How to complete this task: Which lines below contain "GOLD"? Pull them out.

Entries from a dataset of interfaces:

....

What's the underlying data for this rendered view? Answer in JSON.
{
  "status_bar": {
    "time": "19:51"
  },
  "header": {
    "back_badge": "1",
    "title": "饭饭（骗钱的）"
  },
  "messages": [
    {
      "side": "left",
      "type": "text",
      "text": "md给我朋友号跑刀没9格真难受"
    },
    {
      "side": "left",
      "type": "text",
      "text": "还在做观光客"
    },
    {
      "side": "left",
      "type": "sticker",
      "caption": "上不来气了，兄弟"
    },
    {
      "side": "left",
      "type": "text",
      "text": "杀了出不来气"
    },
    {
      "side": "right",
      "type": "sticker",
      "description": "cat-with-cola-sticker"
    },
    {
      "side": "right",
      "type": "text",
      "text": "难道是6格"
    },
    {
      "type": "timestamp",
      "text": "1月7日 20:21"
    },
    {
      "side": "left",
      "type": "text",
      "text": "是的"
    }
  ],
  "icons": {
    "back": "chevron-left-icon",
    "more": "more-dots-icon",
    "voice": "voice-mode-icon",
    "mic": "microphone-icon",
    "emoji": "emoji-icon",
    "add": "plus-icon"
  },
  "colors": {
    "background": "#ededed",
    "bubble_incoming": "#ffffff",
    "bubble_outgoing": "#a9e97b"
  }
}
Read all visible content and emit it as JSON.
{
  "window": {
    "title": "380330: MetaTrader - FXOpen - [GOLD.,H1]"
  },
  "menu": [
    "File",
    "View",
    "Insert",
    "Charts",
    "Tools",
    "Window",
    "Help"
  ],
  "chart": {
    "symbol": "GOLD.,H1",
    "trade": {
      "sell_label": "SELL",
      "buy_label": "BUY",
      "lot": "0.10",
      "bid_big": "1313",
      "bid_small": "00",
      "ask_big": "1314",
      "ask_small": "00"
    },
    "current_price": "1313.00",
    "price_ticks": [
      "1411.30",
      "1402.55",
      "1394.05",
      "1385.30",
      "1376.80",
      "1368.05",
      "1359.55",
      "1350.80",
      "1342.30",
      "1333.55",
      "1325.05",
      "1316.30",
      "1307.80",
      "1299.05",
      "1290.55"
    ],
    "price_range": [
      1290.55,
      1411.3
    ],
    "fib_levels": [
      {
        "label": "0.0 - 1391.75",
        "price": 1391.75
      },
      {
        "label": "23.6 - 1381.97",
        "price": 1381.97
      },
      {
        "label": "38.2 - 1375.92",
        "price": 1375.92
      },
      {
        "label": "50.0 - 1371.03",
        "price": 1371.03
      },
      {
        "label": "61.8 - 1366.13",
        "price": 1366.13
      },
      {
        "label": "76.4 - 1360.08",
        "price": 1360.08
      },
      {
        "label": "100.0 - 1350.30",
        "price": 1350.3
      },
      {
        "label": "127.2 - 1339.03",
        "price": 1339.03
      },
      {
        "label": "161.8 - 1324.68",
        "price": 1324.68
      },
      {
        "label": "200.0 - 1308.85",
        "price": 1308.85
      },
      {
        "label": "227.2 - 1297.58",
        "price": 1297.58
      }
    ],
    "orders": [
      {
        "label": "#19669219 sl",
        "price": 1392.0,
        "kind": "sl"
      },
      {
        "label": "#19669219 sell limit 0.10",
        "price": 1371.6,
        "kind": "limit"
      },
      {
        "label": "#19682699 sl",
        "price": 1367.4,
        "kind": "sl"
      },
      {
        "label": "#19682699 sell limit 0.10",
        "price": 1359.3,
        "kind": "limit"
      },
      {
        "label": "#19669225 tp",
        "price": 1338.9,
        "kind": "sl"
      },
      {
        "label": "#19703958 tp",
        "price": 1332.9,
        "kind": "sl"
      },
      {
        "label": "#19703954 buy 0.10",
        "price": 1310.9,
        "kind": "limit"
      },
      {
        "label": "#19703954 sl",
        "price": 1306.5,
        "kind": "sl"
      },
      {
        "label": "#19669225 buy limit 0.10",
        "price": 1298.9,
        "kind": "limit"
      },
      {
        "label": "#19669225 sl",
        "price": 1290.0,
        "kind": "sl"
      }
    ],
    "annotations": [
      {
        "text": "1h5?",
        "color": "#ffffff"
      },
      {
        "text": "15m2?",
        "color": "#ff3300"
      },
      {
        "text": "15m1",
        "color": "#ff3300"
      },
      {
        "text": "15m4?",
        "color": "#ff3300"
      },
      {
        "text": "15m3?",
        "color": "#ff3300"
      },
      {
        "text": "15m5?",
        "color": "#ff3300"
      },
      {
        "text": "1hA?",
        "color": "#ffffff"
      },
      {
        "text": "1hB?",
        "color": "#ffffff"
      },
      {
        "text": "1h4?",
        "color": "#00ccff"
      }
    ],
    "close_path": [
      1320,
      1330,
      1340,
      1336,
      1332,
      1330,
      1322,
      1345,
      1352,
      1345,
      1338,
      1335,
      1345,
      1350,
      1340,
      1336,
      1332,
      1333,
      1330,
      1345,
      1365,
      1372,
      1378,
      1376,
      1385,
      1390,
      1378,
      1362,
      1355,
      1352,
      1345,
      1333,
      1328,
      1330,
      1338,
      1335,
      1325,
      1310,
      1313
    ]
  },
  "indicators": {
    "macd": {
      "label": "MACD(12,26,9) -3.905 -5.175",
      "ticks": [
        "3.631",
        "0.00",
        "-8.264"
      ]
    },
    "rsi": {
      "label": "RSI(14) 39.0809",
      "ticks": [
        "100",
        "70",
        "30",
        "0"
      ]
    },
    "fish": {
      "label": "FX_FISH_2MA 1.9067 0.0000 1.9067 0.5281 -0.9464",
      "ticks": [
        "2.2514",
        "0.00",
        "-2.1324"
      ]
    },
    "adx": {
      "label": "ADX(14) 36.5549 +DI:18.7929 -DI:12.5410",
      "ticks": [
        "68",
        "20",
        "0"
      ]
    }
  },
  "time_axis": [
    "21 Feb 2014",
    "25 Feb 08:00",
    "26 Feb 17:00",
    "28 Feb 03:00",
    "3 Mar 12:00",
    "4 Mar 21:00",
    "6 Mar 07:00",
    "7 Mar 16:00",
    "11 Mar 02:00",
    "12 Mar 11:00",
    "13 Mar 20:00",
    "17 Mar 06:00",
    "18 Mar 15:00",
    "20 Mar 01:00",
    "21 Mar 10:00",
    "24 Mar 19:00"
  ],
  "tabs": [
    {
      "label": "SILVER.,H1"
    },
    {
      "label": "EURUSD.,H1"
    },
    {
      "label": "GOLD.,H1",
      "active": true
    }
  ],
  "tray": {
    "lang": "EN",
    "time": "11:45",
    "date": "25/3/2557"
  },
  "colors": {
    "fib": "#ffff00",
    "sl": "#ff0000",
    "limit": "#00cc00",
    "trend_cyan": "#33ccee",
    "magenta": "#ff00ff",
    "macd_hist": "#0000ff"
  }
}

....

Answer area:
    "title": "380330: MetaTrader - FXOpen - [GOLD.,H1]"
    "symbol": "GOLD.,H1",
      "label": "GOLD.,H1",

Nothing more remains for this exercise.